One of us has been a fan of Brian Bilston‘s daily poems for some time; the other is fed intermittent snippets which are invariably a delight. One of us diarised a daily journal of life in our community, with helpful contributions of thoughts and comments. Both of these sorts of efforts could eventually be collated into a compendium of a year’s output, a book to hold in your hand.
The point is to start and never stop. There are times, really rather more than you might think, when one’s overwhelming feeling is of fatalistic despair: what, one might wonder, is the point of carrying on with this or that project?

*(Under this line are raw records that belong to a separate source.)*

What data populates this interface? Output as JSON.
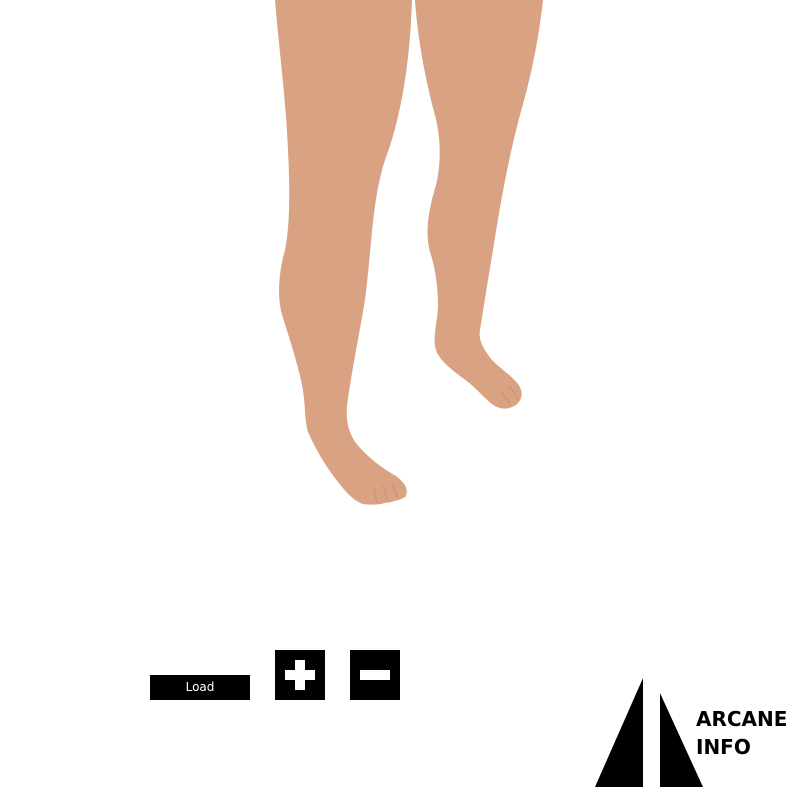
{
  "viewer": {
    "skin_color": "#d8a283",
    "background_color": "#ffffff"
  },
  "controls": {
    "load_label": "Load",
    "zoom_in_icon": "plus-icon",
    "zoom_out_icon": "minus-icon"
  },
  "logo": {
    "line1": "ARCANE",
    "line2": "INFO"
  }
}
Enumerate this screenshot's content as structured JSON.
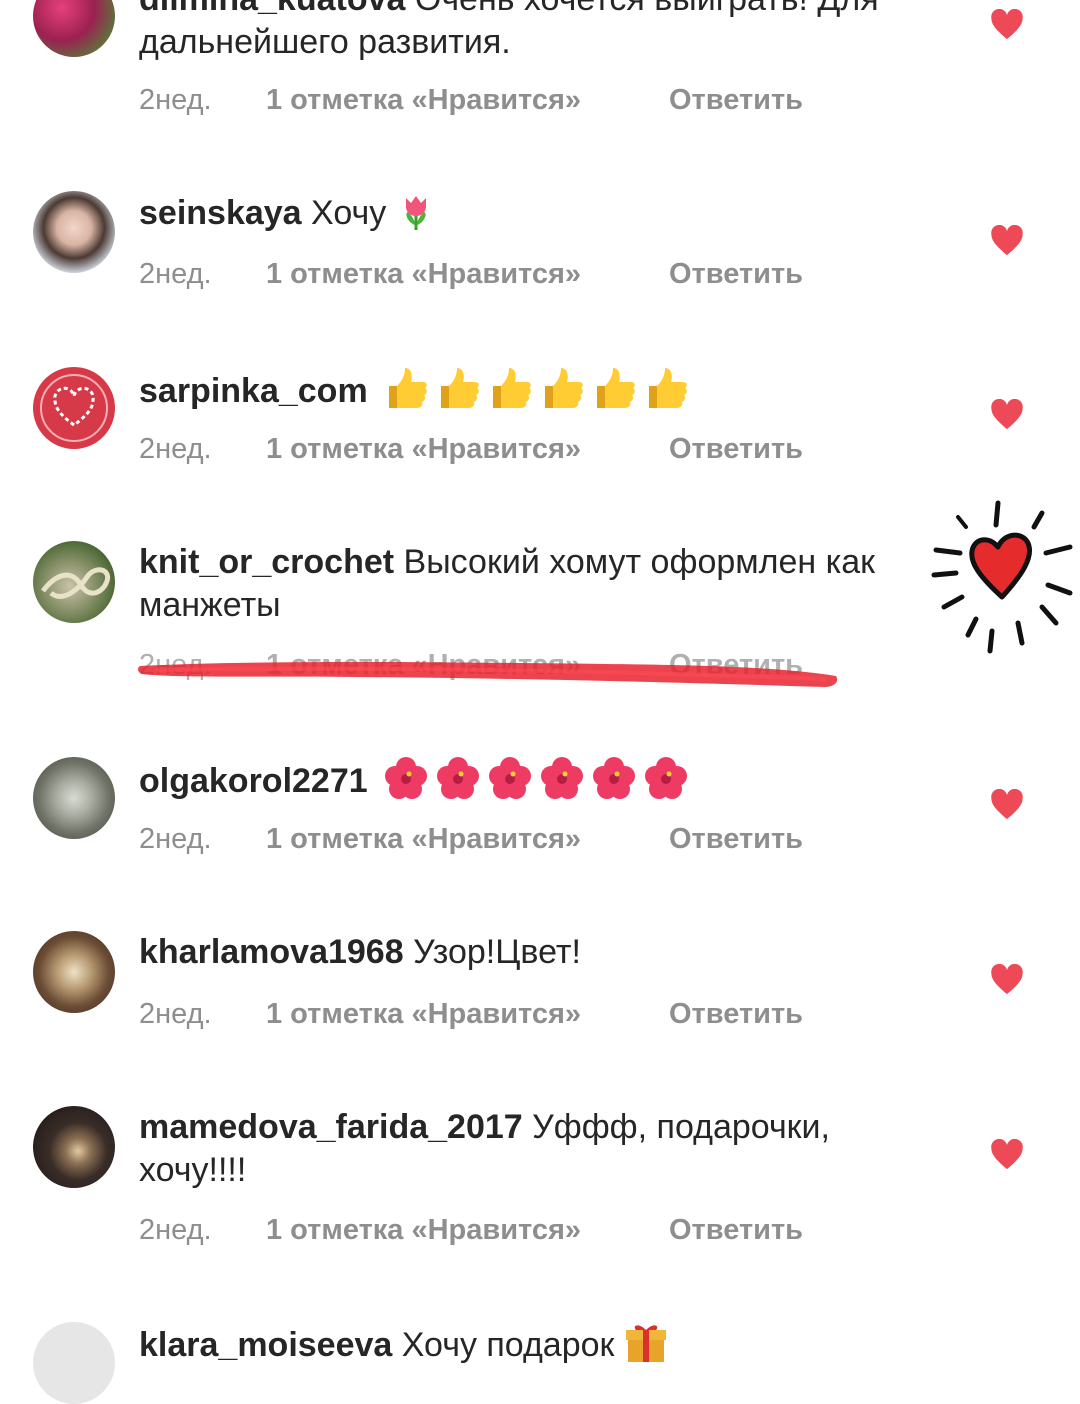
{
  "colors": {
    "heart": "#ed4956",
    "meta": "#8e8e8e",
    "text": "#262626",
    "marker": "#e8232f"
  },
  "comments": [
    {
      "username": "dilmina_kuatova",
      "text": "Очень хочется выиграть! Для дальнейшего развития.",
      "time": "2нед.",
      "likes": "1 отметка «Нравится»",
      "reply": "Ответить"
    },
    {
      "username": "seinskaya",
      "text": "Хочу",
      "emoji": "tulip",
      "time": "2нед.",
      "likes": "1 отметка «Нравится»",
      "reply": "Ответить"
    },
    {
      "username": "sarpinka_com",
      "text": "",
      "emoji": "thumbs-up x6",
      "time": "2нед.",
      "likes": "1 отметка «Нравится»",
      "reply": "Ответить"
    },
    {
      "username": "knit_or_crochet",
      "text": "Высокий хомут оформлен как манжеты",
      "time": "2нед.",
      "likes": "1 отметка «Нравится»",
      "reply": "Ответить",
      "struck_through": true
    },
    {
      "username": "olgakorol2271",
      "text": "",
      "emoji": "hibiscus x6",
      "time": "2нед.",
      "likes": "1 отметка «Нравится»",
      "reply": "Ответить"
    },
    {
      "username": "kharlamova1968",
      "text": "Узор!Цвет!",
      "time": "2нед.",
      "likes": "1 отметка «Нравится»",
      "reply": "Ответить"
    },
    {
      "username": "mamedova_farida_2017",
      "text": "Уффф, подарочки, хочу!!!!",
      "time": "2нед.",
      "likes": "1 отметка «Нравится»",
      "reply": "Ответить"
    },
    {
      "username": "klara_moiseeva",
      "text": "Хочу подарок",
      "emoji": "gift"
    }
  ],
  "icons": {
    "like": "heart-icon",
    "doodle": "hand-drawn-heart-icon"
  }
}
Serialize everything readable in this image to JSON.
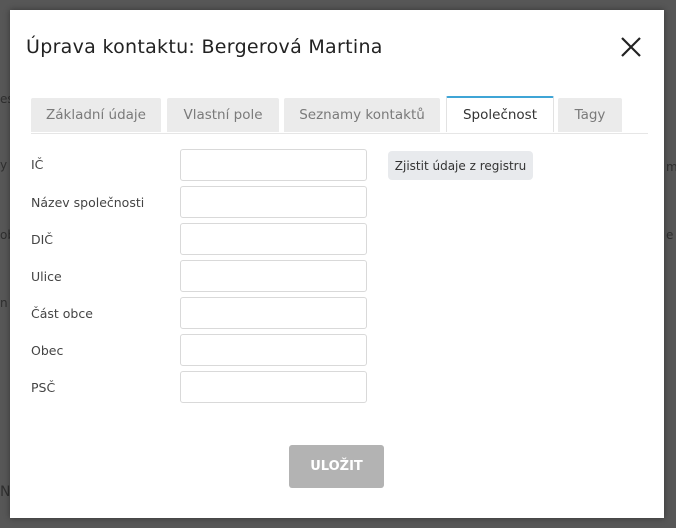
{
  "modal": {
    "title": "Úprava kontaktu: Bergerová Martina"
  },
  "tabs": [
    {
      "label": "Základní údaje"
    },
    {
      "label": "Vlastní pole"
    },
    {
      "label": "Seznamy kontaktů"
    },
    {
      "label": "Společnost",
      "active": true
    },
    {
      "label": "Tagy"
    }
  ],
  "form": {
    "fields": [
      {
        "label": "IČ",
        "value": ""
      },
      {
        "label": "Název společnosti",
        "value": ""
      },
      {
        "label": "DIČ",
        "value": ""
      },
      {
        "label": "Ulice",
        "value": ""
      },
      {
        "label": "Část obce",
        "value": ""
      },
      {
        "label": "Obec",
        "value": ""
      },
      {
        "label": "PSČ",
        "value": ""
      }
    ],
    "lookup_label": "Zjistit údaje z registru",
    "save_label": "ULOŽIT"
  },
  "colors": {
    "active_tab_accent": "#3fa5d6",
    "save_button": "#b3b3b3",
    "overlay": "#575757"
  }
}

But each small step accrues. Even when nobody seems to be listening, the joy accumulates. I get more kudos for the Allendale Diary these days than I ever did when the project was slowly moving along; realisation has arrived that the project was an instructive social history of a special time in the life of a village. I’m embarked on another similar project, this time a twenty year history of the activities of our philanthropic service club, compressing each year of the club’s lifespan into a single month of blog entries. A similar sort of hiatus of interest is happening — after a flurry of delight, the response has turned into a deafening silence. I’m left to my own devices, wondering if the project is really going to be worthwhile.
Well, we shall see; you’d be surprised how much joy even a small note of appreciation can elicit, and lately I’ve been the delighted recipient of such notes from out of the blue. I tell myself that I must continue to seek out the joy in the small steps that I can actually do, the little entries that I know, in my heart, could accumulate into a social treasure by the time all the steps have been completed.
I like poetry, like composing it, like reading it. But I could never force out a poem a day like Brian Bilston does. I can, however, work for a year on daily musings and prosaic thoughts.
And so, because I can, I do, and the joy comes along for free.